Art festivals happen a lot around these parts. Maybe too often, even for art lovers. The old model of throwing up a bunch of booths filled with artwork isn't all that captivating anymore. The best art festivals bring art to unexpected places, blend visual with performance art, and have plenty of ways for festivalgoers to get creative instead of being passive observers. That's just what happened at the last Canal Convergence, when artists and community members gathered along the banks of the Arizona Canal. Festivalgoers enjoyed four nights of art installations and performances including live music, mural painting, and dance by creatives from both the local and international scenes. Most spectacular were light-based installations that set the desert landscape and waterway aglow, creating beautiful settings for snapshot-loving types and "Wow" moments that sparked lively conversations between strangers and friends.

Andrew Pielage

The closest you'll get to having a Lisa Sette-caliber eye is probably walking around the Valley art tastemaker's gallery. If you're lucky, perhaps you have pockets deep enough to purchase a piece from her stellar stable of artists. Assuming you're not ready to drop all the dollar bills on politically charged sculptures, paintings, and mixed media, you'll just have to settle for soaking up work by Carrie Marill, Angela Ellsworth, and Rachel Bess in a beautifully revamped subterranean Al Beadle building. Naturally, Sette, who brings three decades of curating expertise to each show, presents them all in perfectly appointed fashion.
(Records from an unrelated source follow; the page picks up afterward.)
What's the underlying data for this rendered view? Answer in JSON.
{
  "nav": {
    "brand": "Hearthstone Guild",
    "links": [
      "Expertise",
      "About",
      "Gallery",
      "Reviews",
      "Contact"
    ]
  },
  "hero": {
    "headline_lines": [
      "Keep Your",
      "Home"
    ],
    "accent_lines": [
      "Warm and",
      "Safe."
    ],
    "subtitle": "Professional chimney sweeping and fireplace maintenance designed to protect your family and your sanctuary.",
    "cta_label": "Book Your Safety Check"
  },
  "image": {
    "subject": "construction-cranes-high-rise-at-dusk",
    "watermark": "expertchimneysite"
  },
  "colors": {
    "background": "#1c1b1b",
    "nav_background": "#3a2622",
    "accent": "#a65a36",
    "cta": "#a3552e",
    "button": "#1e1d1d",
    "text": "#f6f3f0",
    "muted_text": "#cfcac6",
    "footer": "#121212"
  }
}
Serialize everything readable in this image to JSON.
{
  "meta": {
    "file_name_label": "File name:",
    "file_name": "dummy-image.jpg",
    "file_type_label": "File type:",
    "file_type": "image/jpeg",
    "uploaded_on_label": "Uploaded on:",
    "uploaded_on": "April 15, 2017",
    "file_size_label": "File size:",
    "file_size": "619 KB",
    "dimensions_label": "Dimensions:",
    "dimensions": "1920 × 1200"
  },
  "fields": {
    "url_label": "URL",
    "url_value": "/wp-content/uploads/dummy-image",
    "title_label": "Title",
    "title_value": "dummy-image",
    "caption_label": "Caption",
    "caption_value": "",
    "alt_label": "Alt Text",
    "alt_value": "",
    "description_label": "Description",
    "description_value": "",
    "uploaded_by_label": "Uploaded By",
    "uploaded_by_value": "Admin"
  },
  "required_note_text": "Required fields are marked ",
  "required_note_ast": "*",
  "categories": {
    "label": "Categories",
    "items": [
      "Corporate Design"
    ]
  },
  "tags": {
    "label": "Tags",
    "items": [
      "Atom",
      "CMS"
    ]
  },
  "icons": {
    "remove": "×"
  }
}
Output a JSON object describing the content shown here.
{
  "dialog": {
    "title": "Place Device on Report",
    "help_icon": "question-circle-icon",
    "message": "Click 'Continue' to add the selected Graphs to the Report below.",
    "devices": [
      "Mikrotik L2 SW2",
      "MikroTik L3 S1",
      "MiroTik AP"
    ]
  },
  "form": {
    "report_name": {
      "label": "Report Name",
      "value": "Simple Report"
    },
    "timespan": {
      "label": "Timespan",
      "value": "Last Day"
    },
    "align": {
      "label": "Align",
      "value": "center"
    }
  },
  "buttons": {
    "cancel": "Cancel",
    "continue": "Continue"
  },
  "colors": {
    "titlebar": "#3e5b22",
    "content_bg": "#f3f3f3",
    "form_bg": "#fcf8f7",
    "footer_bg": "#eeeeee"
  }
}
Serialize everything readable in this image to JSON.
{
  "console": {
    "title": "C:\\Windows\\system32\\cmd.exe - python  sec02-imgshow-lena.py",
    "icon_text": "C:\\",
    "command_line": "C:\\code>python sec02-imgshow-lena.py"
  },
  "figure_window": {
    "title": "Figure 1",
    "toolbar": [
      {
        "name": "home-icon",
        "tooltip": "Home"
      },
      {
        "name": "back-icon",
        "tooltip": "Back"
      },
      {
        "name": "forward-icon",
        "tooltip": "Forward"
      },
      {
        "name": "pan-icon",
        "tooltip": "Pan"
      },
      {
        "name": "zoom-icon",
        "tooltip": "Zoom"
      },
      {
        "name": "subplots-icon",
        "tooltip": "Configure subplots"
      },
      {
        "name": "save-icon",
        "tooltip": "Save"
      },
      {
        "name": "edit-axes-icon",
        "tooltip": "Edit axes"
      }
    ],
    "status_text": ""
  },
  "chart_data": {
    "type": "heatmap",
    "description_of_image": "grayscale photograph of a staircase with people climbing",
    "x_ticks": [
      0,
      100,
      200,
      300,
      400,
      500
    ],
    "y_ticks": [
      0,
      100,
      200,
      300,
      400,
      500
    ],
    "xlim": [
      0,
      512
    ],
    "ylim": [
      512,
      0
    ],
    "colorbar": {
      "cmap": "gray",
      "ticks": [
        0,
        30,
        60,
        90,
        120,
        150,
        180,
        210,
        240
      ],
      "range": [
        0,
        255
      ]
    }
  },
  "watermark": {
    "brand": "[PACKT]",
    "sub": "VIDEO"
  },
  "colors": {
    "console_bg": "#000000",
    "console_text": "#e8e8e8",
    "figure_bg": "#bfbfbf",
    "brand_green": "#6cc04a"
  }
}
The best up-and-coming gallery in Phoenix is a reboot. The Sagrado Galleria first opened in 2012 in the Grand Avenue Arts District. But it closed for a time, and reopened in November 2016 at its new south Phoenix location. During its first year in the new space, the gallery presented works by dozens of local artists. But it's more than just an arts venue. It's also a community space. The Sagrado Galleria is a place where visitors from diverse backgrounds enjoy visual art, music, workshops on topics such as ancestral birthing practices and colonization, film screenings, and performances. There's even a pop-up coffee bar and opportunities for local artisans to sell their works. The gallery also partners with community groups on murals and other projects, smashing the stereotype of art galleries as isolated, sterile places where only hardcore art lovers gather or feel at home.

Best Of Phoenix®

Best Of